And that forces a new key frame on the timeline. Mocha looks at that and tries to update the entire timeline based on whatever key frames you have. It won't be perfect, but it'll be closer. Now I can grab the time slider and then scroll through and see how it looks over all. A bit better. But it gets a little funny somewhere towards the center here where she has too much room in front of her face.
Now some shape change should be expected because she's moving her head back and forth. All right, so there are essentially three key frames, and it follows pretty well. Okay, and once I'm satisfied with that shape, then I can return it to after effects. And the way to do that is to save it. I go to file, you'll see there's no save project as. We'll the save the project, and that will pass the data back to the Boris effect.
So save project, and then exit mocha. I'll just use the close X at the top. Instantaneously, it passes the data back. In fact, the shape updates. If I look back at the PixelChooser mocha rollout or section, you'll see that it's changed the shape menu to shape mocha spline. Now when I play it back, it's going to follow her face. Again, it wasn't a perfect circle, but, considering we have a feather on this and it's pixelated, it's close enough.
And there we go. And now we have no idea who she is. So if you want a Boris effect to follow something, you can use the mocha button and do some quick tracking to get that spline shape back into after effects.
VFX expert Lee Lanier begins by exploring shared Boris Continuum controls, and then shows how to apply stylistic effects. He explains how to work with the PixelChooser and Boris Lights, and discusses how to color grade and warp footage. He also takes you through using the Boris Chroma Key Studio and working with Mocha Pro for motion tracking, as well as how to add particles and work with 3D text.

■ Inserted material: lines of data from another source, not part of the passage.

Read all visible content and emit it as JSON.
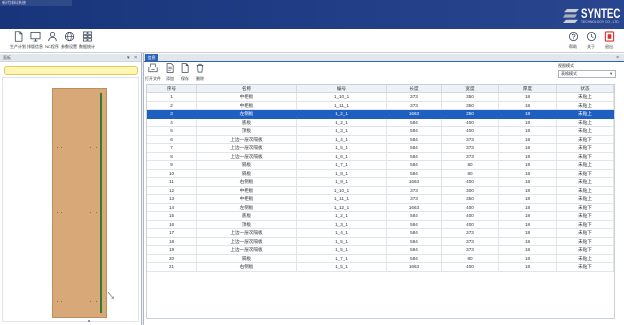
{
  "app": {
    "title": "新代排料系统"
  },
  "brand": {
    "name": "SYNTEC",
    "tagline": "TECHNOLOGY CO., LTD."
  },
  "toolbar": {
    "items": [
      {
        "label": "生产计划",
        "icon": "document-icon"
      },
      {
        "label": "排版信息",
        "icon": "monitor-icon"
      },
      {
        "label": "NC程序",
        "icon": "user-icon"
      },
      {
        "label": "参数设置",
        "icon": "globe-icon"
      },
      {
        "label": "数据统计",
        "icon": "grid-icon"
      }
    ],
    "right_items": [
      {
        "label": "帮助",
        "icon": "help-icon"
      },
      {
        "label": "关于",
        "icon": "clock-icon"
      },
      {
        "label": "退出",
        "icon": "exit-icon"
      }
    ]
  },
  "left_panel": {
    "title": "面板",
    "dropdown_glyph": "▾",
    "close_glyph": "×",
    "search": {
      "value": ""
    }
  },
  "right_panel": {
    "tab": "信息",
    "close_glyph": "×",
    "actions": [
      {
        "label": "打开文件",
        "icon": "open-tray-icon"
      },
      {
        "label": "添加",
        "icon": "new-document-icon"
      },
      {
        "label": "保存",
        "icon": "save-document-icon"
      },
      {
        "label": "删除",
        "icon": "trash-icon"
      }
    ],
    "view_mode": {
      "label": "视图模式",
      "value": "表格模式",
      "arrow": "▾"
    }
  },
  "table": {
    "columns": [
      "序号",
      "名称",
      "编号",
      "长度",
      "宽度",
      "厚度",
      "状态"
    ],
    "selected_row": 3,
    "rows": [
      [
        "1",
        "中柜板",
        "1_10_1",
        "373",
        "350",
        "18",
        "未贴上"
      ],
      [
        "2",
        "中柜板",
        "1_11_1",
        "373",
        "350",
        "18",
        "未贴上"
      ],
      [
        "3",
        "左侧板",
        "1_2_1",
        "1663",
        "350",
        "18",
        "未贴上"
      ],
      [
        "4",
        "底板",
        "1_2_1",
        "584",
        "400",
        "18",
        "未贴上"
      ],
      [
        "5",
        "顶板",
        "1_3_1",
        "584",
        "400",
        "18",
        "未贴上"
      ],
      [
        "6",
        "上边一层次隔板",
        "1_4_1",
        "584",
        "373",
        "18",
        "未贴下"
      ],
      [
        "7",
        "上边一层次隔板",
        "1_5_1",
        "584",
        "373",
        "18",
        "未贴下"
      ],
      [
        "8",
        "上边一层次隔板",
        "1_6_1",
        "584",
        "373",
        "18",
        "未贴下"
      ],
      [
        "9",
        "隔板",
        "1_7_1",
        "584",
        "80",
        "18",
        "未贴上"
      ],
      [
        "10",
        "隔板",
        "1_8_1",
        "584",
        "80",
        "18",
        "未贴下"
      ],
      [
        "11",
        "右侧板",
        "1_9_1",
        "1663",
        "400",
        "18",
        "未贴上"
      ],
      [
        "12",
        "中柜板",
        "1_10_1",
        "373",
        "300",
        "18",
        "未贴上"
      ],
      [
        "13",
        "中柜板",
        "1_11_1",
        "373",
        "350",
        "18",
        "未贴上"
      ],
      [
        "14",
        "左侧板",
        "1_12_1",
        "1663",
        "400",
        "18",
        "未贴下"
      ],
      [
        "15",
        "底板",
        "1_2_1",
        "584",
        "400",
        "18",
        "未贴下"
      ],
      [
        "16",
        "顶板",
        "1_3_1",
        "584",
        "400",
        "18",
        "未贴下"
      ],
      [
        "17",
        "上边一层次隔板",
        "1_4_1",
        "584",
        "373",
        "18",
        "未贴下"
      ],
      [
        "18",
        "上边一层次隔板",
        "1_5_1",
        "584",
        "373",
        "18",
        "未贴下"
      ],
      [
        "19",
        "上边一层次隔板",
        "1_5_1",
        "584",
        "373",
        "18",
        "未贴下"
      ],
      [
        "20",
        "隔板",
        "1_7_1",
        "584",
        "80",
        "18",
        "未贴上"
      ],
      [
        "21",
        "右侧板",
        "1_5_1",
        "1663",
        "400",
        "18",
        "未贴下"
      ]
    ]
  },
  "colors": {
    "header_bg": "#1b3a88",
    "accent": "#2e63b6",
    "selected_row_bg": "#1f5fc0",
    "board_fill": "#d8a878",
    "board_edge_line": "#2e7d32",
    "search_bg": "#fff6b4",
    "exit_red": "#d9302c"
  }
}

- Overview of Boris Continuum
- After Effects preferences
- Applying stylistic effects
- Relighting with Boris Lights
- Adjusting colors
- Changing the time of day
- Warping footage
- Keying green screen
- Motion tracking
- Adding particles
- Working with 3D text